I never went to sleepaway camp, so the thought of sending my kids to one for the summer seems daunting. But more and more I’m realizing that a nature-centric camp experience away from technology may be a necessity in their future. But with so many sleepaway camp options, where do you start? Brookhaven resident Lauren Nearpass founded Summer 365, a sleepaway camp and summer program consultancy, with her mother in 2013 to help families find the best overnight options fit for each child. Nearpass treasured her 12 years spent at sleepaway camp and aims to cater her business to modern day parents and families, working one-on-one to serve their needs.
Where To Start
Think about what you want your child to get out of the summer experience. Consider details such as session lengths, location, budget, camp gender and the activities offered. Parents should also take into account their camper’s personality, interest and the culture they want surrounding them.
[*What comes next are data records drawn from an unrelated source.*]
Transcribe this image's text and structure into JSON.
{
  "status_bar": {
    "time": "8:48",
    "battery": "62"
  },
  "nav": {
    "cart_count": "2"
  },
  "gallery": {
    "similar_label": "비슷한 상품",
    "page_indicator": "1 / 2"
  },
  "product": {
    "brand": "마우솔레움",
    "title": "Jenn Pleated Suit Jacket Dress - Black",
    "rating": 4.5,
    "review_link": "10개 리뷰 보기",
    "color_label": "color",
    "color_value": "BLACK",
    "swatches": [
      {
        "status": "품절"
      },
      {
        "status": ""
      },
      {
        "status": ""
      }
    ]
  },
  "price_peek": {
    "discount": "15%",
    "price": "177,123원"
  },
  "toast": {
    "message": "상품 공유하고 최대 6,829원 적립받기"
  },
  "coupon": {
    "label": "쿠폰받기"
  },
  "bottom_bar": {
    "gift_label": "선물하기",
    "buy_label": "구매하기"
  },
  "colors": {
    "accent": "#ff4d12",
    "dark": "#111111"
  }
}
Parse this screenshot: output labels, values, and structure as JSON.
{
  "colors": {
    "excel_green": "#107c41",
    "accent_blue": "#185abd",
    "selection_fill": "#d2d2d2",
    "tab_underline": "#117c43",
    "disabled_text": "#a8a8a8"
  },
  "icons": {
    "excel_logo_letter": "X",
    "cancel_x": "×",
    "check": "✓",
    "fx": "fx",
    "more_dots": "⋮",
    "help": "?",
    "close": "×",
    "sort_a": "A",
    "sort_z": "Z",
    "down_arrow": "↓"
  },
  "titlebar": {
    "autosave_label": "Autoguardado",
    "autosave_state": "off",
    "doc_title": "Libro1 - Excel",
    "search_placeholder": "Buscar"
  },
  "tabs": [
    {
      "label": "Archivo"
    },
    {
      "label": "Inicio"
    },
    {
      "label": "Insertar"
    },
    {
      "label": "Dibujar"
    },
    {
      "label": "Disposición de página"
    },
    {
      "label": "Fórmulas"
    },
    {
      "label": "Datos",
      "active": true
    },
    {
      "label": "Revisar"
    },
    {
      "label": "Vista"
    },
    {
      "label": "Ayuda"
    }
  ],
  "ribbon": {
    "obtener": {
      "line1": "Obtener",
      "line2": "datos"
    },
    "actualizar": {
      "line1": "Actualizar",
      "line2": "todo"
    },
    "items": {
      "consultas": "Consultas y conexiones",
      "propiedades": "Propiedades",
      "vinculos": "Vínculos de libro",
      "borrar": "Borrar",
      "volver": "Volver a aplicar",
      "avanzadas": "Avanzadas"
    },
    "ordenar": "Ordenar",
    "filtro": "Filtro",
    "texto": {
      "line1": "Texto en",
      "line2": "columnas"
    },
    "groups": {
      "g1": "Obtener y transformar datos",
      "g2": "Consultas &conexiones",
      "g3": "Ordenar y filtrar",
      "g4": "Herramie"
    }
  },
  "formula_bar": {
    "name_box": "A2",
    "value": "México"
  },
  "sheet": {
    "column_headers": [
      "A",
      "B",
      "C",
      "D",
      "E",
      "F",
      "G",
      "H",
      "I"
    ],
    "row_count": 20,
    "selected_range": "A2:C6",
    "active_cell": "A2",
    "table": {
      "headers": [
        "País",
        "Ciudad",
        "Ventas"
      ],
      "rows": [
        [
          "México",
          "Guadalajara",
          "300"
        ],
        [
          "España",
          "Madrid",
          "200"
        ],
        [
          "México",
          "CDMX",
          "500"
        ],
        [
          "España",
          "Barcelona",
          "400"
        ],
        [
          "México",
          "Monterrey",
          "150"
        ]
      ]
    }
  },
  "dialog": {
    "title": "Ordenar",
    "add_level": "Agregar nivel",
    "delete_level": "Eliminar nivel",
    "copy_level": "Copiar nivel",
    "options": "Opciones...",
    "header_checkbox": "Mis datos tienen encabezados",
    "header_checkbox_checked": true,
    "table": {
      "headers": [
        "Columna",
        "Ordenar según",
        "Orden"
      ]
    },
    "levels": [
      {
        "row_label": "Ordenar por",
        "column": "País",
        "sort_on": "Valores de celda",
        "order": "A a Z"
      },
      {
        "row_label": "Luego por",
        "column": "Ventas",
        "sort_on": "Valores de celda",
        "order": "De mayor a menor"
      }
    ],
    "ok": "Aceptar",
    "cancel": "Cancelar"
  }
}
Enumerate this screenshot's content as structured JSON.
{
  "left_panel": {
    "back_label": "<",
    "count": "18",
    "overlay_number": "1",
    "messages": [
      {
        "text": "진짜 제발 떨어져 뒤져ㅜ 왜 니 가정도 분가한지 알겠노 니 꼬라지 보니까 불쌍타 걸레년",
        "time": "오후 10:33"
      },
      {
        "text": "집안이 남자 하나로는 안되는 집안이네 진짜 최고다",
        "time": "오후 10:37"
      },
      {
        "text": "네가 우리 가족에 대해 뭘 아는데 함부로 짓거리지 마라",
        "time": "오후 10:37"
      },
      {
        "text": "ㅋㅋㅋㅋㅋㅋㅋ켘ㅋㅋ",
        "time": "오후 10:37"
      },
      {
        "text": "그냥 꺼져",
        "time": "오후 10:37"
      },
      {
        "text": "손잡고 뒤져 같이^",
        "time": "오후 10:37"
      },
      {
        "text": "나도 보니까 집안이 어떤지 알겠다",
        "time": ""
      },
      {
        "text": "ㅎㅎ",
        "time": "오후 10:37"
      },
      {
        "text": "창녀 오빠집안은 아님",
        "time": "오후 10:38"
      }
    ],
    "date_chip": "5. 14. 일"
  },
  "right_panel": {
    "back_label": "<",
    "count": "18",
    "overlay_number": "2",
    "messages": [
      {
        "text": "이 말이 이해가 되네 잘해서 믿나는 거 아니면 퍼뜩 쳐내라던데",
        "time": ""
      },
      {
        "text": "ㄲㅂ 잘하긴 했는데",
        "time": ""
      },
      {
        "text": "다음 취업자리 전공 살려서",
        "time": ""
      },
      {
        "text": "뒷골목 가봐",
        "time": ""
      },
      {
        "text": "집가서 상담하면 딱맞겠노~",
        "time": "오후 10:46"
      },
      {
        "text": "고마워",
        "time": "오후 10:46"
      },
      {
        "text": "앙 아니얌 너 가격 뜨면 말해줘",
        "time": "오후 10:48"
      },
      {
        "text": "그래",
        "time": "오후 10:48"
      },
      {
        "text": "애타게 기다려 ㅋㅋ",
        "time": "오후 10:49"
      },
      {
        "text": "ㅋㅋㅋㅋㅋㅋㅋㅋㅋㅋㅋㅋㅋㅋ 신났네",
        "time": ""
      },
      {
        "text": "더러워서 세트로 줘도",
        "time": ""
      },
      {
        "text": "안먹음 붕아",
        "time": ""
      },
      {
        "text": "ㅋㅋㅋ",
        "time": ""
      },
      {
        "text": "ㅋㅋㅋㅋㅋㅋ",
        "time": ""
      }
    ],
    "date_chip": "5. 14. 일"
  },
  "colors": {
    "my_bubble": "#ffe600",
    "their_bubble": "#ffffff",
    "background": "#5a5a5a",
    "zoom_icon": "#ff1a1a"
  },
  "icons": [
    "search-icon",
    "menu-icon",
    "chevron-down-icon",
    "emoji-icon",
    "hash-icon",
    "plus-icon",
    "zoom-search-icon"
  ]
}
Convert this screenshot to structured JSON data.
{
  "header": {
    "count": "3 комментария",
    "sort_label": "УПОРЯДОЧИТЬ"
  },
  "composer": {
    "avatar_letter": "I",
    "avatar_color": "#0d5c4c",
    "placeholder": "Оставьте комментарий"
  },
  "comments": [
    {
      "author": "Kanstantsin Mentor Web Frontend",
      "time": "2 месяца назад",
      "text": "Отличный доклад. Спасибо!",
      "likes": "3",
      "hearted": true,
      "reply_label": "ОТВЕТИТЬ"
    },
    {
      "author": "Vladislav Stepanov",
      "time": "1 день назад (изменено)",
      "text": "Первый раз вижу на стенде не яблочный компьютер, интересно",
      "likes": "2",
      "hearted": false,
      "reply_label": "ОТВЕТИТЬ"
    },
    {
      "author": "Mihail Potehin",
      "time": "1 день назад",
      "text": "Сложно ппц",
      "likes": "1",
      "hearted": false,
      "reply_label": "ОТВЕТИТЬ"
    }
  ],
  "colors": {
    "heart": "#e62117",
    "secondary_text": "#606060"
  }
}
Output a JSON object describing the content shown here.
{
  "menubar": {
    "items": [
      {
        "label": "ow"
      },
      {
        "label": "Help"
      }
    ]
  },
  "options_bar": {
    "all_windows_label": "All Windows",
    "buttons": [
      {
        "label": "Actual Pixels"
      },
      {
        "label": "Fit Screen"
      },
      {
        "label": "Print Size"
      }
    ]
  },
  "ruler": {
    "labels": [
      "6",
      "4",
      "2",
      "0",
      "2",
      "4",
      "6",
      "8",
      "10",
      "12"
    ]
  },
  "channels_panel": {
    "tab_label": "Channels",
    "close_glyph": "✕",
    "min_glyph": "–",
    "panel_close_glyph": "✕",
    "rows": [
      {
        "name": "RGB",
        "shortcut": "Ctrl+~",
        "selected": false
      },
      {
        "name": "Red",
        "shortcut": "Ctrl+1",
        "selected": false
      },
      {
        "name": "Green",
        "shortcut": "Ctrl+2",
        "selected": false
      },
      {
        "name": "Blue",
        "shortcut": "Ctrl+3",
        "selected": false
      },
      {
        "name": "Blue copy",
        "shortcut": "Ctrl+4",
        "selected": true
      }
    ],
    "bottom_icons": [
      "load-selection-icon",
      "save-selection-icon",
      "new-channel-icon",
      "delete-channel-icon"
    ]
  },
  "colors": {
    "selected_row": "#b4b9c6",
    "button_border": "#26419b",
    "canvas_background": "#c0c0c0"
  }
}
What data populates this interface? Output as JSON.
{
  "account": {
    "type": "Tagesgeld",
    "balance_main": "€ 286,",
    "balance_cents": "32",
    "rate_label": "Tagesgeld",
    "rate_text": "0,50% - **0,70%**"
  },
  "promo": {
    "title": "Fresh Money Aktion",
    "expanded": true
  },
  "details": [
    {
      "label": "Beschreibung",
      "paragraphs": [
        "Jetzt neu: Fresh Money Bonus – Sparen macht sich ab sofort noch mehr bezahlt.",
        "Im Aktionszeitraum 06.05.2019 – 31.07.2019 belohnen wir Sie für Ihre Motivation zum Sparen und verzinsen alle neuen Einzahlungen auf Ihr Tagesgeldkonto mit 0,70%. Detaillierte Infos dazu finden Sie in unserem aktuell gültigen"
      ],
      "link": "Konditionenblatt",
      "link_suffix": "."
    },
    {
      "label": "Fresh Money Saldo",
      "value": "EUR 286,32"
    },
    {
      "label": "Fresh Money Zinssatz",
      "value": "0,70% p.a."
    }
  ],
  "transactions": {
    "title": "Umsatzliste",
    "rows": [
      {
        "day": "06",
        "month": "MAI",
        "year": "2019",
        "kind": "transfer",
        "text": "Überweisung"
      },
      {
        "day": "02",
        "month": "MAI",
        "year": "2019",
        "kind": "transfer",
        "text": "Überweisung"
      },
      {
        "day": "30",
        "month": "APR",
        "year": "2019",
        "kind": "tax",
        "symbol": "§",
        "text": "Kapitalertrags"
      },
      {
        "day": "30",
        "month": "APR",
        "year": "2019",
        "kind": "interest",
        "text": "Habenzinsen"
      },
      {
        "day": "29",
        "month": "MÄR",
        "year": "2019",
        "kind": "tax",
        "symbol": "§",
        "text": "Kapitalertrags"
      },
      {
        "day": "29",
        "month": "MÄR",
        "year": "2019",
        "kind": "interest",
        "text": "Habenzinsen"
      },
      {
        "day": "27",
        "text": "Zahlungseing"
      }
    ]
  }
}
“What sparks joy for them? There are a lot of incredible camps out there, but you need to land on the one that will be the best for your family,” Nearpass says. “It’s not just about [the first] summer [away], but hopefully a camp experience that can grow with your child.”
Many of the families Nearpass works with send their children to their first sleepaway camp between the ages of 8 and 10. When a child is ready to spend a summer away varies, however. If a camper is on the older side (11 and up), Nearpass says it’s even more important to find a good fit. “I am specifically mindful about recommending camps that typically have other first-time campers in those age groups as well as specific session lengths and program formats that are more conducive to having newbies,” she says.
The future camper should be involved in the selection process, but their input should have limits, Nearpass says. Many children approaching sleepaway camp age don’t have the big-picture understanding of what the experience is about. “We really stress and recommend that it should be a parent-led decision,” Nearpass says. “Having the involvement of your child is important, but that comes with some limitations in terms of understanding camp and what is going to be the right decision in the shortterm and long-term.”
When To Start The Search
Many Summer 365 families begin the search process a year in advance. This gives them the opportunity to visit camps in person while they are in session and meet with the leadership teams. It also lets potential campers see where they would be eating and sleeping. “Kids are so visual, and this gives them the lay of the land so they can feel the energy of what camp is going to offer,” Nearpass says. “Some kids are a little hesitant about the idea of sleepaway camp and have some anxiety around it. Taking the idea from conceptual to more tangible helps them understand what sleepaway camp is and kids really warm up to the idea.”
If sleepaway camp has to wait, here are a few unique options in our community.
Haverty Hollow Frog Camp: Campers ages 5 to 10 can choose from arts and crafts, cooking, tumbling and more at this diverse day camp option in the heart of Buckhead.
Fabricate Studios: This West Midtown educational classroom space hosts beginner sewing and intermediate fashion design camps for kids 7 and up. Sewing machines and supplies provided. fabricatestudios.com/product/beginnersewing-camp
Camp Flix: Kids ages 11 to 17 learn about filmmaking— idea pitch to the final cut—from industry professionals at this day or overnight camp held at Oglethorpe and Emory University campuses. campflix.com
Giannina S. Bedford is multi-faceted writer and editor. Her work covers design, travel, food and business. She’s penned Simply Buckhead’s home feature since inception and held a variety of editorial roles at the magazine. Her freelance work has appeared in Condé Nast Traveler, USA Today, Virtuoso Life, Hemispheres and TravelandLeisure.com. She also contributes regularly Atlanta Business Chronicle. Fluent in Spanish, Giannina was born in Miami and grew up in Brazil, Chile, Hawaii and Australia. She currently lives in Dunwoody with her two kids and husband.